WHAT IS EXPECTED -
Reproduce all records verbatim.

TASK INPUT section start

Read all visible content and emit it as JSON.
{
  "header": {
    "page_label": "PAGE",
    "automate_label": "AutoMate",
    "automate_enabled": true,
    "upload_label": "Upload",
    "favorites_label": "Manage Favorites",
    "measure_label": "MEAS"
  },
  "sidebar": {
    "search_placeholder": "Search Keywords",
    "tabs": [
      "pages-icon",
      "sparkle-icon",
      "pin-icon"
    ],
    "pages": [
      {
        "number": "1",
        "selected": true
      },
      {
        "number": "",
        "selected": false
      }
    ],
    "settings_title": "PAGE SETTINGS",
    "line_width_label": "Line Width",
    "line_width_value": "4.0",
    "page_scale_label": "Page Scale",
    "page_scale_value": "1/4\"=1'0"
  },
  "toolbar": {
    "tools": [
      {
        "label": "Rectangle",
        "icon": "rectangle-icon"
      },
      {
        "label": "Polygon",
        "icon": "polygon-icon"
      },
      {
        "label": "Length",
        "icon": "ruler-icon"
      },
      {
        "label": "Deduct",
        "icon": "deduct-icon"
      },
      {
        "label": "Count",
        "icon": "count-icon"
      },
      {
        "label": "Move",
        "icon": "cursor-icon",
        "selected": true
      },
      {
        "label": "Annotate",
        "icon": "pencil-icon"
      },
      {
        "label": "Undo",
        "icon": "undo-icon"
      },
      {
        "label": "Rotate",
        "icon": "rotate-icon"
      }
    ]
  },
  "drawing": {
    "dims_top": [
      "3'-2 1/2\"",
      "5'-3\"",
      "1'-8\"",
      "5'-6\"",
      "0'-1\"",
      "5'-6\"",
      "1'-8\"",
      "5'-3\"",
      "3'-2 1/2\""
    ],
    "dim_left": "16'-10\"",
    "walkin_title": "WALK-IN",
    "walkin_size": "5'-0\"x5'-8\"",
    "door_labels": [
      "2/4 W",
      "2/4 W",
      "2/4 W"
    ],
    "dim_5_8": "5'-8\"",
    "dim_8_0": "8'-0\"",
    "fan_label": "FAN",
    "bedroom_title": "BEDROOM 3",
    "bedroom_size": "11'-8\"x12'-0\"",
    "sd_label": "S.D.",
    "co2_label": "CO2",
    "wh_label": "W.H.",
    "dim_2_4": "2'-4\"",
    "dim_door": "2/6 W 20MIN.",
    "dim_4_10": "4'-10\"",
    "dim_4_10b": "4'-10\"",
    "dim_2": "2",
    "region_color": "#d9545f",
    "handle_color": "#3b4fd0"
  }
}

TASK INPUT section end

RESPONSE TO THIS EXERCISE -
Read all visible content and emit it as JSON.
{
  "header": {
    "page_label": "PAGE",
    "automate_label": "AutoMate",
    "automate_enabled": true,
    "upload_label": "Upload",
    "favorites_label": "Manage Favorites",
    "measure_label": "MEAS"
  },
  "sidebar": {
    "search_placeholder": "Search Keywords",
    "tabs": [
      "pages-icon",
      "sparkle-icon",
      "pin-icon"
    ],
    "pages": [
      {
        "number": "1",
        "selected": true
      },
      {
        "number": "",
        "selected": false
      }
    ],
    "settings_title": "PAGE SETTINGS",
    "line_width_label": "Line Width",
    "line_width_value": "4.0",
    "page_scale_label": "Page Scale",
    "page_scale_value": "1/4\"=1'0"
  },
  "toolbar": {
    "tools": [
      {
        "label": "Rectangle",
        "icon": "rectangle-icon"
      },
      {
        "label": "Polygon",
        "icon": "polygon-icon"
      },
      {
        "label": "Length",
        "icon": "ruler-icon"
      },
      {
        "label": "Deduct",
        "icon": "deduct-icon"
      },
      {
        "label": "Count",
        "icon": "count-icon"
      },
      {
        "label": "Move",
        "icon": "cursor-icon",
        "selected": true
      },
      {
        "label": "Annotate",
        "icon": "pencil-icon"
      },
      {
        "label": "Undo",
        "icon": "undo-icon"
      },
      {
        "label": "Rotate",
        "icon": "rotate-icon"
      }
    ]
  },
  "drawing": {
    "dims_top": [
      "3'-2 1/2\"",
      "5'-3\"",
      "1'-8\"",
      "5'-6\"",
      "0'-1\"",
      "5'-6\"",
      "1'-8\"",
      "5'-3\"",
      "3'-2 1/2\""
    ],
    "dim_left": "16'-10\"",
    "walkin_title": "WALK-IN",
    "walkin_size": "5'-0\"x5'-8\"",
    "door_labels": [
      "2/4 W",
      "2/4 W",
      "2/4 W"
    ],
    "dim_5_8": "5'-8\"",
    "dim_8_0": "8'-0\"",
    "fan_label": "FAN",
    "bedroom_title": "BEDROOM 3",
    "bedroom_size": "11'-8\"x12'-0\"",
    "sd_label": "S.D.",
    "co2_label": "CO2",
    "wh_label": "W.H.",
    "dim_2_4": "2'-4\"",
    "dim_door": "2/6 W 20MIN.",
    "dim_4_10": "4'-10\"",
    "dim_4_10b": "4'-10\"",
    "dim_2": "2",
    "region_color": "#d9545f",
    "handle_color": "#3b4fd0"
  }
}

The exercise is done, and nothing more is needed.